Here’s a picture of the video recorder I bought on ebay. On the left side ist the turntable for the HI8 and Video8 tapes. On the right side is the turntable for the VHS tapes.
To digitize the Video8 movies I looked for a cheap analog-digital converter who sync the video and audio stream. This is very important to save trouble with unsynchronized audio streams. I found the Canopus DV 110 which is cheap on ebay and digitize with a very good hardware solution.

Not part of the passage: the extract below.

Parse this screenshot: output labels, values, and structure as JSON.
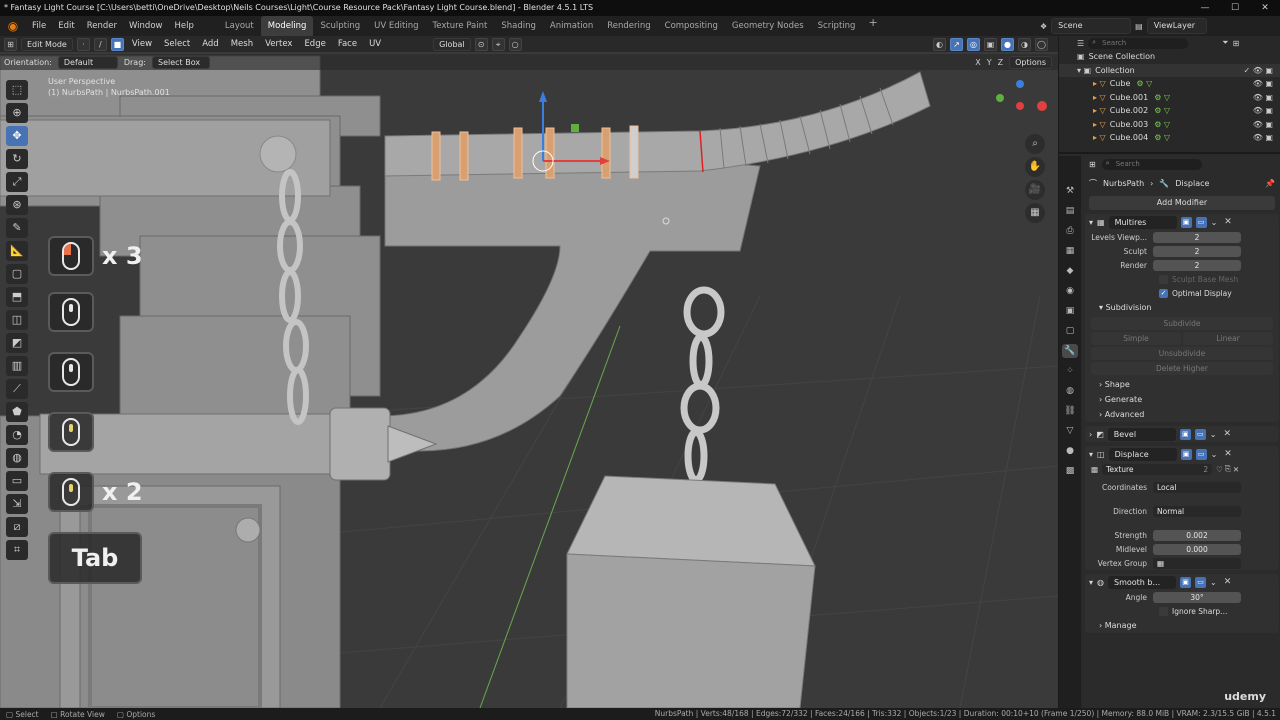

After I had plugged the Canopus DV 110 to my video recorder I only had to plugg the ADVC 110 to my Mac Mini. I always use Apple products for digitizing analog movies like my Mac Mini. The Mac Mini recognized the Canopus at once. With iMovie09 it is possible to use the Canopus like a camcorder and to dub movies right away. The Canopus is pluged with a FireWire wire to the computer.
Format und space:
As recording format I used DV because the compression is very low. The only problem you have with the DV format is the large space you need to store the movie files. The space usage for 12 3/2 1 houre tapes was about 130 GB as raw data.
My configuration for digitize the Video8 tapes:
The following pictures shows my configuration for capturing Video8, HI8 and VHS magnetic tapes.
On the picture you see from the left to the right the following devices:
- external HDD for the raw data
- the MacMini with the installed iMovie09
- the Canopus ADVC 110 Analog-digital converter
- the video recorder with the supported Video8, HI8 and VHS formats
- my screen with iMovie in the importing modus
I paid about 430 euros in sum for the external HDD, Canopus Analog-digital converter and video recorder. It is not cheap but to have a minimum of trouble was important for me. A nother consideration was to give the tapes away to an external serivce. But the costs are higher and you do not have the raw data for editing the movies in a high quality.
Here’s an example of the quality I reached:
Video8 example picture
Worth knowing to Video8:
On the WIKI homepage you find a lot of information about Video8 Link to Wiki.
My conclusion about digitizing Video8 tapes:
My first tries where very disappointing because the picture quality was very bad. After this I bought a used HI8 video recorder on ebay. The HI8 video recorder played back the movies in a very good quality without noises. I’m very happy with the result and now I started cutting the movies and building the DVD’s. If you have more then 20 tapes I think the expenditure is worth to buy all the stuff. If you do not have more then 20 tapes I think an external serivce is the better choice for digitizing.